14.  The Court observes that its case-law on the intervention of third parties in civil proceedings makes the following distinction: where the applicant has intervened in domestic proceedings only on his or her own behalf the period to be taken into consideration begins to run from that date, whereas if the applicant has declared his or her intention to continue the proceedings as heir he or she can complain of the entire length of the proceedings (see, as the most recent authority, M.Ö. v. Turkey, no. 26136/95, § 25, 19 May 2005). The period to be taken into consideration therefore began only on 28 June 2001 when the applicant joined the proceedings, and ended on 1 September 2005 with the District Court’s decision (see paragraph 10 above). It thus lasted four years and two months for one level of jurisdiction. In view of such lengthy proceedings, the application must be declared admissible.

15.  The Court has frequently found violations of Article 6 § 1 of the Convention in cases raising issues similar to the one in the present application (see, among many other authorities, Frydlender v. France [GC], no. 30979/96, § 43, ECHR 2000-VII). Having examined all the material submitted to it, the Court considers that the Government have not put forward any fact or convincing argument capable of persuading it to reach a different conclusion in the present circumstances. Having regard to its case-law on the subject, the Court considers that the length of the proceedings was excessive and failed to meet the “reasonable time” requirement. There has accordingly been a breach of Article 6 § 1.

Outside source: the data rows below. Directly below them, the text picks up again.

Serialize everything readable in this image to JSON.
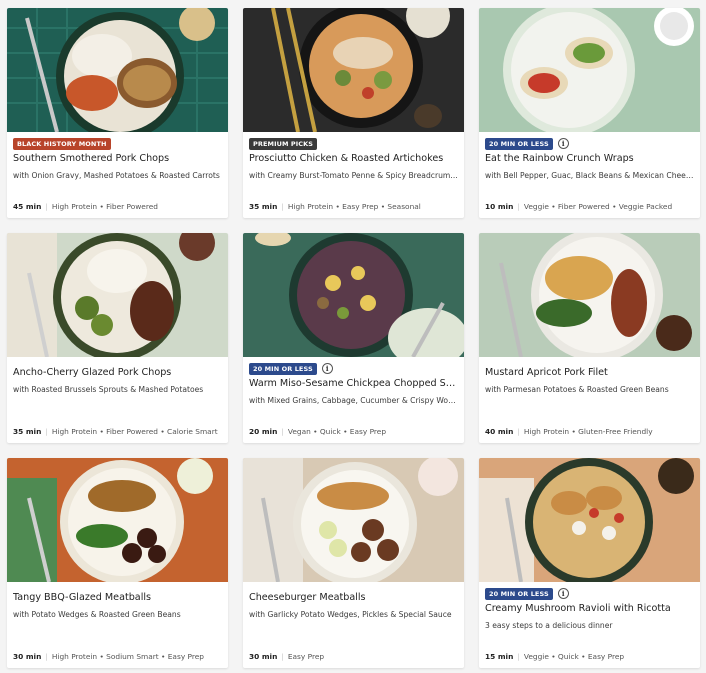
{
  "recipes": [
    {
      "badge": "BLACK HISTORY MONTH",
      "badge_color": "#b8442a",
      "info_icon": false,
      "title": "Southern Smothered Pork Chops",
      "subtitle": "with Onion Gravy, Mashed Potatoes & Roasted Carrots",
      "time": "45 min",
      "tags": "High Protein • Fiber Powered"
    },
    {
      "badge": "PREMIUM PICKS",
      "badge_color": "#3a3a3a",
      "info_icon": false,
      "title": "Prosciutto Chicken & Roasted Artichokes",
      "subtitle": "with Creamy Burst-Tomato Penne & Spicy Breadcrumbs",
      "time": "35 min",
      "tags": "High Protein • Easy Prep • Seasonal"
    },
    {
      "badge": "20 MIN OR LESS",
      "badge_color": "#2c4a8c",
      "info_icon": true,
      "title": "Eat the Rainbow Crunch Wraps",
      "subtitle": "with Bell Pepper, Guac, Black Beans & Mexican Cheese",
      "time": "10 min",
      "tags": "Veggie • Fiber Powered • Veggie Packed"
    },
    {
      "badge": "",
      "badge_color": "",
      "info_icon": false,
      "title": "Ancho-Cherry Glazed Pork Chops",
      "subtitle": "with Roasted Brussels Sprouts & Mashed Potatoes",
      "time": "35 min",
      "tags": "High Protein • Fiber Powered • Calorie Smart"
    },
    {
      "badge": "20 MIN OR LESS",
      "badge_color": "#2c4a8c",
      "info_icon": true,
      "title": "Warm Miso-Sesame Chickpea Chopped Salad",
      "subtitle": "with Mixed Grains, Cabbage, Cucumber & Crispy Wontons",
      "time": "20 min",
      "tags": "Vegan • Quick • Easy Prep"
    },
    {
      "badge": "",
      "badge_color": "",
      "info_icon": false,
      "title": "Mustard Apricot Pork Filet",
      "subtitle": "with Parmesan Potatoes & Roasted Green Beans",
      "time": "40 min",
      "tags": "High Protein • Gluten-Free Friendly"
    },
    {
      "badge": "",
      "badge_color": "",
      "info_icon": false,
      "title": "Tangy BBQ-Glazed Meatballs",
      "subtitle": "with Potato Wedges & Roasted Green Beans",
      "time": "30 min",
      "tags": "High Protein • Sodium Smart • Easy Prep"
    },
    {
      "badge": "",
      "badge_color": "",
      "info_icon": false,
      "title": "Cheeseburger Meatballs",
      "subtitle": "with Garlicky Potato Wedges, Pickles & Special Sauce",
      "time": "30 min",
      "tags": "Easy Prep"
    },
    {
      "badge": "20 MIN OR LESS",
      "badge_color": "#2c4a8c",
      "info_icon": true,
      "title": "Creamy Mushroom Ravioli with Ricotta",
      "subtitle": "3 easy steps to a delicious dinner",
      "time": "15 min",
      "tags": "Veggie • Quick • Easy Prep"
    }
  ],
  "info_icon_glyph": "i",
  "separator": "|"
}
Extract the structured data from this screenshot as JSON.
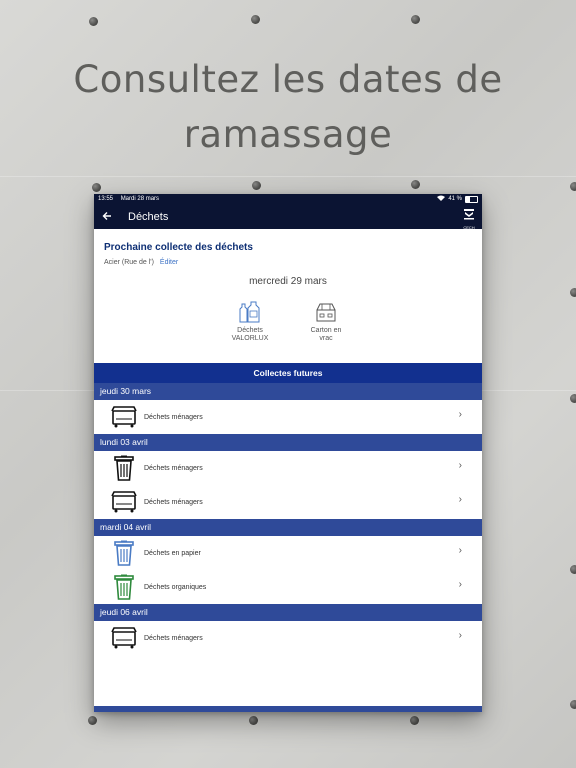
{
  "marketing": {
    "headline_line1": "Consultez les dates de",
    "headline_line2": "ramassage"
  },
  "statusbar": {
    "time": "13:55",
    "date": "Mardi 28 mars",
    "battery": "41 %"
  },
  "appbar": {
    "title": "Déchets",
    "logo_text": "CECH"
  },
  "next_collection": {
    "title": "Prochaine collecte des déchets",
    "address": "Acier (Rue de l')",
    "edit_label": "Éditer",
    "date": "mercredi 29 mars",
    "types": [
      {
        "label_line1": "Déchets",
        "label_line2": "VALORLUX",
        "icon": "bottles-icon"
      },
      {
        "label_line1": "Carton en",
        "label_line2": "vrac",
        "icon": "cardboard-box-icon"
      }
    ]
  },
  "futures": {
    "header": "Collectes futures",
    "days": [
      {
        "date": "jeudi 30 mars",
        "items": [
          {
            "label": "Déchets ménagers",
            "icon": "container-bin-icon",
            "color": "#111111"
          }
        ]
      },
      {
        "date": "lundi 03 avril",
        "items": [
          {
            "label": "Déchets ménagers",
            "icon": "trash-bin-icon",
            "color": "#111111"
          },
          {
            "label": "Déchets ménagers",
            "icon": "container-bin-icon",
            "color": "#111111"
          }
        ]
      },
      {
        "date": "mardi 04 avril",
        "items": [
          {
            "label": "Déchets en papier",
            "icon": "trash-bin-icon",
            "color": "#4a7bc4"
          },
          {
            "label": "Déchets organiques",
            "icon": "trash-bin-icon",
            "color": "#2e8a3c"
          }
        ]
      },
      {
        "date": "jeudi 06 avril",
        "items": [
          {
            "label": "Déchets ménagers",
            "icon": "container-bin-icon",
            "color": "#111111"
          }
        ]
      }
    ]
  },
  "colors": {
    "navy": "#0b1433",
    "header_blue": "#12308f",
    "day_blue": "#2f4a99",
    "link_blue": "#3b71c4"
  }
}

16.  Relying on Article 41 of the Convention, the applicant claimed 3,500,000 Hungarian forints (HUF)1 in respect of pecuniary damage and EUR 10,000 in respect of non-pecuniary damage. The Government contested these claims. The Court sees no causal link between the pecuniary damage claimed and the violation found and therefore rejects this claim. However, it considers that the applicant must have sustained some non-pecuniary damage and awards him, on an equitable basis, EUR 3,200 under this head.

17.  The applicant also claimed EUR 5,000 for the costs and expenses incurred before the domestic courts and the Court. The Government did not express an opinion on the matter. Regard being had to the documents in its possession and to its case-law, the Court considers it reasonable to award the applicant, who was represented by a lawyer, the sum of EUR 1,000 in respect of all costs incurred.

18.  The Court considers it appropriate that the default interest should be based on the marginal lending rate of the European Central Bank, to which should be added three percentage points.


1.  Declares the application admissible;

2.  Holds that there has been a violation of Article 6 § 1 of the Convention;

3.  Holds

(a)  that the respondent State is to pay the applicant, within three months, the following amounts, to be converted into Hungarian forints at the rate applicable at the date of settlement:

(i)  EUR 3,200 (three thousand two hundred euros), plus any tax that may be chargeable, in respect of non-pecuniary damage;

(ii) EUR 1,000 (one thousand euros), plus any tax that may be chargeable to the applicant, in respect of costs and expenses;

(b)  that from the expiry of the above-mentioned three months until settlement simple interest shall be payable on the above amounts at a rate equal to the marginal lending rate of the European Central Bank during the default period plus three percentage points;

4.  Dismisses the remainder of the applicant’s claim for just satisfaction.

Done in English, and notified in writing on 20 December 2011, pursuant to Rule 77 §§ 2 and 3 of the Rules of Court.

Françoise Elens-Passos Dragoljub Popović 
   Deputy Registrar President

1 11,760 euros (EUR)